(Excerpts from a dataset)
____

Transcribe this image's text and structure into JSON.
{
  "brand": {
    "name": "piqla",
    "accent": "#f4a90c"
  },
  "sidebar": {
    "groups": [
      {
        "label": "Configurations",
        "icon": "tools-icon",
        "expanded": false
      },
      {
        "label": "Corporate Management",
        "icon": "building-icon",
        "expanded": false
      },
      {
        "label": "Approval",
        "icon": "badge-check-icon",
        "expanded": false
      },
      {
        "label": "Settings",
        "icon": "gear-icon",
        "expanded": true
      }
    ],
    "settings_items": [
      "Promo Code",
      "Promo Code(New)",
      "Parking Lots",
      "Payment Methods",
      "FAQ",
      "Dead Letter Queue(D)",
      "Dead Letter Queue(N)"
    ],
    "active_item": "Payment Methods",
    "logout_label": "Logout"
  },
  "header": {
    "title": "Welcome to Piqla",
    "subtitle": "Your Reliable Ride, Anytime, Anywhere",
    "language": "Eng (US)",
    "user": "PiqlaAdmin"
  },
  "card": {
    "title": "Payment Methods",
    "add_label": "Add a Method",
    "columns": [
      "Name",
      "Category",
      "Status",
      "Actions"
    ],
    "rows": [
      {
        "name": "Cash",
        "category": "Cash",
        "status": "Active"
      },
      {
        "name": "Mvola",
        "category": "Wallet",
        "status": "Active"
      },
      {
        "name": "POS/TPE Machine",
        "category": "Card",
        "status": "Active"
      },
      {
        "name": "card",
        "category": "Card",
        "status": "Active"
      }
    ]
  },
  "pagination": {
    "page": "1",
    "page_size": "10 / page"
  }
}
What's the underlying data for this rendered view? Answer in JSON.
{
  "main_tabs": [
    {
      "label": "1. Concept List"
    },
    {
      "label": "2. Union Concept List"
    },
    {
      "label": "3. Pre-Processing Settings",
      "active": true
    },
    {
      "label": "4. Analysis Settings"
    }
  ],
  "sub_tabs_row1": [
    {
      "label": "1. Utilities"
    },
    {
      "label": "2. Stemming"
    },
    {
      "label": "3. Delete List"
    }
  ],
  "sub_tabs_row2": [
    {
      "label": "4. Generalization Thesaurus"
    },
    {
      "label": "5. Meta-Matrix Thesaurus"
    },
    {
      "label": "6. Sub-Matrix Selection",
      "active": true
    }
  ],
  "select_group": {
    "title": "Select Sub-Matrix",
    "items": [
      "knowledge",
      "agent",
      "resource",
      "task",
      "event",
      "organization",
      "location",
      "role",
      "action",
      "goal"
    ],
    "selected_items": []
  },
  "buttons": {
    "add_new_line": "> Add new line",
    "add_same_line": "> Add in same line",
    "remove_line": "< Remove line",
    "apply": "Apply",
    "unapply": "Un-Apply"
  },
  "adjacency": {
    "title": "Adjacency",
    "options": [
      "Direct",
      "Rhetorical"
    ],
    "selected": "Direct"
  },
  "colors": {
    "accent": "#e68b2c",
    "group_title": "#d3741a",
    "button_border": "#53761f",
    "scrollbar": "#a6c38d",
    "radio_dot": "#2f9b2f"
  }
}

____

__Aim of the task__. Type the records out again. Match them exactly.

__Solution__.
Transcribe this image's text and structure into JSON.
{
  "brand": {
    "name": "piqla",
    "accent": "#f4a90c"
  },
  "sidebar": {
    "groups": [
      {
        "label": "Configurations",
        "icon": "tools-icon",
        "expanded": false
      },
      {
        "label": "Corporate Management",
        "icon": "building-icon",
        "expanded": false
      },
      {
        "label": "Approval",
        "icon": "badge-check-icon",
        "expanded": false
      },
      {
        "label": "Settings",
        "icon": "gear-icon",
        "expanded": true
      }
    ],
    "settings_items": [
      "Promo Code",
      "Promo Code(New)",
      "Parking Lots",
      "Payment Methods",
      "FAQ",
      "Dead Letter Queue(D)",
      "Dead Letter Queue(N)"
    ],
    "active_item": "Payment Methods",
    "logout_label": "Logout"
  },
  "header": {
    "title": "Welcome to Piqla",
    "subtitle": "Your Reliable Ride, Anytime, Anywhere",
    "language": "Eng (US)",
    "user": "PiqlaAdmin"
  },
  "card": {
    "title": "Payment Methods",
    "add_label": "Add a Method",
    "columns": [
      "Name",
      "Category",
      "Status",
      "Actions"
    ],
    "rows": [
      {
        "name": "Cash",
        "category": "Cash",
        "status": "Active"
      },
      {
        "name": "Mvola",
        "category": "Wallet",
        "status": "Active"
      },
      {
        "name": "POS/TPE Machine",
        "category": "Card",
        "status": "Active"
      },
      {
        "name": "card",
        "category": "Card",
        "status": "Active"
      }
    ]
  },
  "pagination": {
    "page": "1",
    "page_size": "10 / page"
  }
}
What's the underlying data for this rendered view? Answer in JSON.
{
  "main_tabs": [
    {
      "label": "1. Concept List"
    },
    {
      "label": "2. Union Concept List"
    },
    {
      "label": "3. Pre-Processing Settings",
      "active": true
    },
    {
      "label": "4. Analysis Settings"
    }
  ],
  "sub_tabs_row1": [
    {
      "label": "1. Utilities"
    },
    {
      "label": "2. Stemming"
    },
    {
      "label": "3. Delete List"
    }
  ],
  "sub_tabs_row2": [
    {
      "label": "4. Generalization Thesaurus"
    },
    {
      "label": "5. Meta-Matrix Thesaurus"
    },
    {
      "label": "6. Sub-Matrix Selection",
      "active": true
    }
  ],
  "select_group": {
    "title": "Select Sub-Matrix",
    "items": [
      "knowledge",
      "agent",
      "resource",
      "task",
      "event",
      "organization",
      "location",
      "role",
      "action",
      "goal"
    ],
    "selected_items": []
  },
  "buttons": {
    "add_new_line": "> Add new line",
    "add_same_line": "> Add in same line",
    "remove_line": "< Remove line",
    "apply": "Apply",
    "unapply": "Un-Apply"
  },
  "adjacency": {
    "title": "Adjacency",
    "options": [
      "Direct",
      "Rhetorical"
    ],
    "selected": "Direct"
  },
  "colors": {
    "accent": "#e68b2c",
    "group_title": "#d3741a",
    "button_border": "#53761f",
    "scrollbar": "#a6c38d",
    "radio_dot": "#2f9b2f"
  }
}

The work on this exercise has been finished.